[What is being asked] Every line that contains the word "this" should be copied from the records below.

[Study material]
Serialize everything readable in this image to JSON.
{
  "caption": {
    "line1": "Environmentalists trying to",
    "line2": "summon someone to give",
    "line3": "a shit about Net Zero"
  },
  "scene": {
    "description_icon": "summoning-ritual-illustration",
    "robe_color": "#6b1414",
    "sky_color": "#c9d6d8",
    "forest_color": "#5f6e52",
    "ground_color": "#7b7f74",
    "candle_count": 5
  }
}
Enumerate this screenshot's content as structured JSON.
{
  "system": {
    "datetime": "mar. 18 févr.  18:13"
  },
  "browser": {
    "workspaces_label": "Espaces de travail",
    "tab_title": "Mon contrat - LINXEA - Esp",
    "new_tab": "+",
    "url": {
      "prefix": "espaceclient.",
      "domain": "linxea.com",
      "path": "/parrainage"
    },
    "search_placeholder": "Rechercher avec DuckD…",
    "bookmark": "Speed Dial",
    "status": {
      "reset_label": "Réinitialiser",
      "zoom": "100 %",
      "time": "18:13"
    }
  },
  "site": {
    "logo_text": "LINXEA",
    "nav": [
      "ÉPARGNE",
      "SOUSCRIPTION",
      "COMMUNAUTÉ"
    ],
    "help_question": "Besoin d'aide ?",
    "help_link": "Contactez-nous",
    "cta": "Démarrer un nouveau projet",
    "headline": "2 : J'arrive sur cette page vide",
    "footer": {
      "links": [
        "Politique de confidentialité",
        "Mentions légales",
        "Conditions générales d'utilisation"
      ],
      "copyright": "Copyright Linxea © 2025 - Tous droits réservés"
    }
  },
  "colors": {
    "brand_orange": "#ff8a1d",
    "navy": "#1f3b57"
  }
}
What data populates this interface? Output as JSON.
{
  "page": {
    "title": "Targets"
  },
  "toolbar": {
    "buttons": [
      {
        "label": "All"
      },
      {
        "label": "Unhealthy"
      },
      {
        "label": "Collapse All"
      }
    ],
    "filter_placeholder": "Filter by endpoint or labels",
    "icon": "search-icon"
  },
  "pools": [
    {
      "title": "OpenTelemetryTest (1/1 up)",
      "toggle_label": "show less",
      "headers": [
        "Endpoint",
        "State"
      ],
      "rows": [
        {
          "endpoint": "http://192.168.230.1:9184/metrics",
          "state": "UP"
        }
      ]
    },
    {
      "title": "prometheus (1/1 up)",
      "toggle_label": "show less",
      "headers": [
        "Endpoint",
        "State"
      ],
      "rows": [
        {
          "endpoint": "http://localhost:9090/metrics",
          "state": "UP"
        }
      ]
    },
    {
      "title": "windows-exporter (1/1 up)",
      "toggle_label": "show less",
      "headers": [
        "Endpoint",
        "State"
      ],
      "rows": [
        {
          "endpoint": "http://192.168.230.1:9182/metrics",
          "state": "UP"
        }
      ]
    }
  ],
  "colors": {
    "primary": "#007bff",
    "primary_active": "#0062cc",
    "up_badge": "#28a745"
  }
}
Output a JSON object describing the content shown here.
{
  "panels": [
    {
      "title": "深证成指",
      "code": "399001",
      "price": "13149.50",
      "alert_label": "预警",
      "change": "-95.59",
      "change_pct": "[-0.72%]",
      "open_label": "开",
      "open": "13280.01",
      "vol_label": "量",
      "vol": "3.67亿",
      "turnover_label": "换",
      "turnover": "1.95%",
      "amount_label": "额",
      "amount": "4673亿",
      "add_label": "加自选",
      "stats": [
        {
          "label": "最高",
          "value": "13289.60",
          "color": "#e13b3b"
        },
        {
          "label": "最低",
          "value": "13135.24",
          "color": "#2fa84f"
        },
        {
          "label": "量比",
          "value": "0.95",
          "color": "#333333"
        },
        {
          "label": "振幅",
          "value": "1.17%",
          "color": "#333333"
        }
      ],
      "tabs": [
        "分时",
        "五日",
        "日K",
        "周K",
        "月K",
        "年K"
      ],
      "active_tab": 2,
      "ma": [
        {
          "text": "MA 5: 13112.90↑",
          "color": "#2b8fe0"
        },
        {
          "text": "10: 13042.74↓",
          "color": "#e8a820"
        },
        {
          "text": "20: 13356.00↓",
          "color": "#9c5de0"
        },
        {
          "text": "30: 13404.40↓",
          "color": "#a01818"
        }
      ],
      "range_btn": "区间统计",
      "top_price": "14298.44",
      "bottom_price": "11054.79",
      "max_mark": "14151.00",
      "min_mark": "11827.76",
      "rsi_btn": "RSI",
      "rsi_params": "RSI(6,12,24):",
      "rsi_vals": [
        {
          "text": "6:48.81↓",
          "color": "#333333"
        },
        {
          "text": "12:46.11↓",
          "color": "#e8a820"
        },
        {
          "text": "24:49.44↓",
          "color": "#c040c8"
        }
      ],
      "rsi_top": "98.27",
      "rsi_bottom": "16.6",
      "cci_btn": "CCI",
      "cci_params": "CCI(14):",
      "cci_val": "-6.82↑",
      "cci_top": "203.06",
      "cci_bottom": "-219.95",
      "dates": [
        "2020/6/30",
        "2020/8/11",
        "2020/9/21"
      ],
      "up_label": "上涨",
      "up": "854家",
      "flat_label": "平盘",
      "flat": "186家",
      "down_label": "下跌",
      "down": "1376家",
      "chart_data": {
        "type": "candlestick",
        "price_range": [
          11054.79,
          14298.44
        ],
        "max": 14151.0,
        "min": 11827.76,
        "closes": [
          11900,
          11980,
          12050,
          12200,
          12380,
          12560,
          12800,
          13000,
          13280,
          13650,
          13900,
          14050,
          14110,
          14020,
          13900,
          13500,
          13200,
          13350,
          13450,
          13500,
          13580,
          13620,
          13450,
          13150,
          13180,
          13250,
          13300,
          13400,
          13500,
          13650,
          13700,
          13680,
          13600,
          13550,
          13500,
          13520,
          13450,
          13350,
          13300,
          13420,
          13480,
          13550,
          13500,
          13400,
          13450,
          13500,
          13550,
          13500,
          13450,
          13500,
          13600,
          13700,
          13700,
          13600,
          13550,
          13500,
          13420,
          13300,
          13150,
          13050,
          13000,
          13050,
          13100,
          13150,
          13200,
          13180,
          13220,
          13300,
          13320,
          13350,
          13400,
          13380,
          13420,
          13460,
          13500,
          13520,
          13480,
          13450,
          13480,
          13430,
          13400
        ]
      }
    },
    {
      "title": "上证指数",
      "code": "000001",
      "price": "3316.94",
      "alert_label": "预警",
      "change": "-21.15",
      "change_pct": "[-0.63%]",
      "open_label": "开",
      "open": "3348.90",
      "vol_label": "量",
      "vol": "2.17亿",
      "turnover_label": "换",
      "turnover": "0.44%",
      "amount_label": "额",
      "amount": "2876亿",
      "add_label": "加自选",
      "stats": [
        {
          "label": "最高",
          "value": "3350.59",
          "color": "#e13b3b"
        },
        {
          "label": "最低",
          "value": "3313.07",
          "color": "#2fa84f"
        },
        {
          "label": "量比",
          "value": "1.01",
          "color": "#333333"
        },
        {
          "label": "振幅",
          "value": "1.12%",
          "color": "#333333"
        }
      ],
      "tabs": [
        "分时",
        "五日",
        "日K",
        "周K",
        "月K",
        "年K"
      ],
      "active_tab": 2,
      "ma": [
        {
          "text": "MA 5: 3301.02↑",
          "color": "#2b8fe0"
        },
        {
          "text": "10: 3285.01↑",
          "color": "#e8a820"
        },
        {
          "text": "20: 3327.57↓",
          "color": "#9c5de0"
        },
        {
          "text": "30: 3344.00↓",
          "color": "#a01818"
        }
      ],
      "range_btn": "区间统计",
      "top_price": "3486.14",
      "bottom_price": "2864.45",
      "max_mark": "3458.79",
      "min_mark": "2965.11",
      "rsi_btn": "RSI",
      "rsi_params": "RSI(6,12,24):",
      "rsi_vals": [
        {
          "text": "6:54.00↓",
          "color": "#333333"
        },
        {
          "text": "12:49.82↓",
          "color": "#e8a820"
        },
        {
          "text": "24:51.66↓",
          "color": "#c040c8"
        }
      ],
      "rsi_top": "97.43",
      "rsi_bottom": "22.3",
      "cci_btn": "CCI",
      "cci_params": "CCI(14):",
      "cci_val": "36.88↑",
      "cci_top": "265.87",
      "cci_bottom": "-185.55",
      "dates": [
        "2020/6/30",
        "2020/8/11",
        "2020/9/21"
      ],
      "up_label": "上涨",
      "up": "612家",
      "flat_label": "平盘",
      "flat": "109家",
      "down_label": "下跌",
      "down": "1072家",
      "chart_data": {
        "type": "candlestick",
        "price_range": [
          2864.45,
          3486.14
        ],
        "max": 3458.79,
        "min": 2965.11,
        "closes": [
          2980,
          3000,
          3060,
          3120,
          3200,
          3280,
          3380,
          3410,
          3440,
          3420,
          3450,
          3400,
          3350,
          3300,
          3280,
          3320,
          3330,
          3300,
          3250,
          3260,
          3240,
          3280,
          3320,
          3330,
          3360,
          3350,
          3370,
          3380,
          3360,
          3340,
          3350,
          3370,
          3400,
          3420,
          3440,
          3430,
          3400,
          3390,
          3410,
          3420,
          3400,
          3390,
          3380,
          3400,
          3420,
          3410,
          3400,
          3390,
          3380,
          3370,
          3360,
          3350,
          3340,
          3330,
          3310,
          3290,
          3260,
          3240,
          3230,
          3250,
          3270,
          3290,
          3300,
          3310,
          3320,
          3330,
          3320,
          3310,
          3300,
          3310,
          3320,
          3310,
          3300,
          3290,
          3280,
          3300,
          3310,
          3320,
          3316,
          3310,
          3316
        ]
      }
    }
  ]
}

[Result below]
Serialize everything readable in this image to JSON.
Enumerate this screenshot's content as structured JSON.
What data populates this interface? Output as JSON.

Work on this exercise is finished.